    • rheumatic heart disease
    • constricive pericarditis

    excessive fluid will also lead to volume overload or pressure overload

    can result from mitral or aortic insuff
  64. Heart Fail- incr work load/ end diastolic volume
    make left ventricle larger...(lack of o2 to the ventricle + more muscle iss not good)

    pain and tinglling in extremities
  65. Heart fail: decr inleft ventr
    make blood ppol in left ventricl and it back up into pulm veins and cap's

    getdyspnea on exertion

    • as circul becomes more engorged you get sodium and water being pushed into interstital space in the lungs causing pulm edema
    • this incr PaCO2

    fluid builds up in extremities- will rush to heart...left ventricle is already sucking so if yo add more work to it then it will get gg'd--> mor epum edema

    right vent starts failing bc of incr pressure it has to push againts form the pulm edema in heart

    • right vent starts to get bigger and push more blood
    • buffing up fails...and blood still pools in Rt vent and rt atrium ----> causing pressure in vena cava and systemic circ----> this is when you see JUGULAR DISTENTION  and elevvated central venous pressure


    • liver and spleen enourged bc of blood back flow into body,  causes anorexia, nausea
    • also causes wt gain, edema, nocturia
  66. Heart Fail: diag crit
    clinical manifestations, chest x ray, CBC
  67. Congestive Heart Failure- (left heart fail)
    syst heart fail- inabilty of hear tog enerate adequteCO for tissues, backs up in lungs

    • diast heart fail- pulm congestion despite normal stroke volume and CO due to decr compliance of left ventr
    • creates pulm edema

    left venr cant relax and fills improperly during diastole and stroke volume falls
  68. Right sided heart fail
    most commonly caused by a diffuse hypoxic pulm disease
  69. Warning Signs
    • D- dyspnea
    • A- anxiety
    • N- nocturnal paroxysmal dyspnea
    • G- gain in wt
    • E- edema
    • R- respiratory distress
  70. Shock
    condition of circ failure and impiared perfsion of vital organs

    • sources of impaired perfusion:
    • ineffective cardiac pumping: cardiogenic shock

    decr blood volume: hypovolemic shock (lost a lot of blood)

    massive syst vasodilation 1) septic shock- incr HR - infections 2)neurogenic shock- stim imp, from brain/spinal cord HR norm 3) anaphylactic shck- type 1 hypersensitivy
  71. Shock clinical manif
    tachy..everything
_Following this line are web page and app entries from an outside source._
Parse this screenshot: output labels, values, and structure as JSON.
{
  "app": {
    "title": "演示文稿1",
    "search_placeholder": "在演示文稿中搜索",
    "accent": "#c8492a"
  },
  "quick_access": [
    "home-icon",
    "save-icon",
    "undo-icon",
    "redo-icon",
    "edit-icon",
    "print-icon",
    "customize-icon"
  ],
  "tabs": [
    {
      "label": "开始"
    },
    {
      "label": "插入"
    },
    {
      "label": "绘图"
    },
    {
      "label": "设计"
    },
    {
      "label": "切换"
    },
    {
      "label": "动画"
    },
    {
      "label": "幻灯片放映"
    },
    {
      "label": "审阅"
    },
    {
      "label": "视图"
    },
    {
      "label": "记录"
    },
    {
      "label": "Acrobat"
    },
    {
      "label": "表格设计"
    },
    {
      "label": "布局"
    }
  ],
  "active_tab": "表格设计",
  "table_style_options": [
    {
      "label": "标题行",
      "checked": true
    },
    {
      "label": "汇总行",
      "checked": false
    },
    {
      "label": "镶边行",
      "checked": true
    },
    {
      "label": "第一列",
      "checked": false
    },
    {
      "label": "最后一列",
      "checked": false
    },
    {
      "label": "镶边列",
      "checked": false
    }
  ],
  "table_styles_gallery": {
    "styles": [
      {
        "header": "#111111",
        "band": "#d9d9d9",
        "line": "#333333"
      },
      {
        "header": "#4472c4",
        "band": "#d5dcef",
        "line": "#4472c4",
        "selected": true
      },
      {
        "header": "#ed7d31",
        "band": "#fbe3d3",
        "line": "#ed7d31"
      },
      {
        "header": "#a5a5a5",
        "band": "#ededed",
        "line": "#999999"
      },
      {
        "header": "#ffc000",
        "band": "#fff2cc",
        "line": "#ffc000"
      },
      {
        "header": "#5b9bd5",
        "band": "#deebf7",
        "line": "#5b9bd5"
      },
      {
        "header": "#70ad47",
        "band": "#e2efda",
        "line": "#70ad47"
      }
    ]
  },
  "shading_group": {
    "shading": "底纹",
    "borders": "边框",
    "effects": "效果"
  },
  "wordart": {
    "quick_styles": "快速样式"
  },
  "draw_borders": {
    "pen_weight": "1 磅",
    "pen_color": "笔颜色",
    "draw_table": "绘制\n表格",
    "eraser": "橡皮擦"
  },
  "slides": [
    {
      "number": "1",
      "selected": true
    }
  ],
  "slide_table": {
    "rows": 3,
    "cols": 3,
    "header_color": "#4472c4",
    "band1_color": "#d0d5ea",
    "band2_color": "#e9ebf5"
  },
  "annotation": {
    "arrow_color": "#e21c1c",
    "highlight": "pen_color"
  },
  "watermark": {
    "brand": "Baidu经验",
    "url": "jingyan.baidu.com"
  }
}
    cool, clammy extremities

    decr arterial blood pressure- late disn
  72. shock- diag crit
    no test is specific or sens for shock
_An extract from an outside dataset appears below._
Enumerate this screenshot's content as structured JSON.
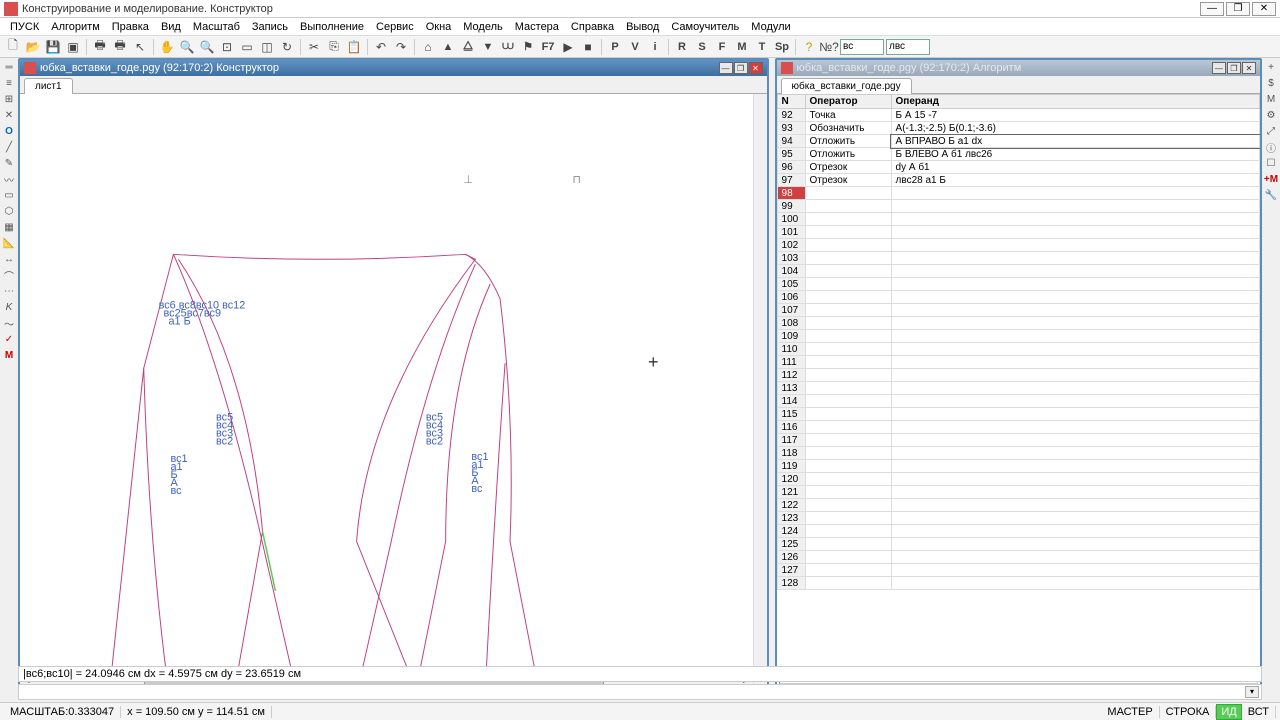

What would you like to do?

Home > Flashcards > Print Preview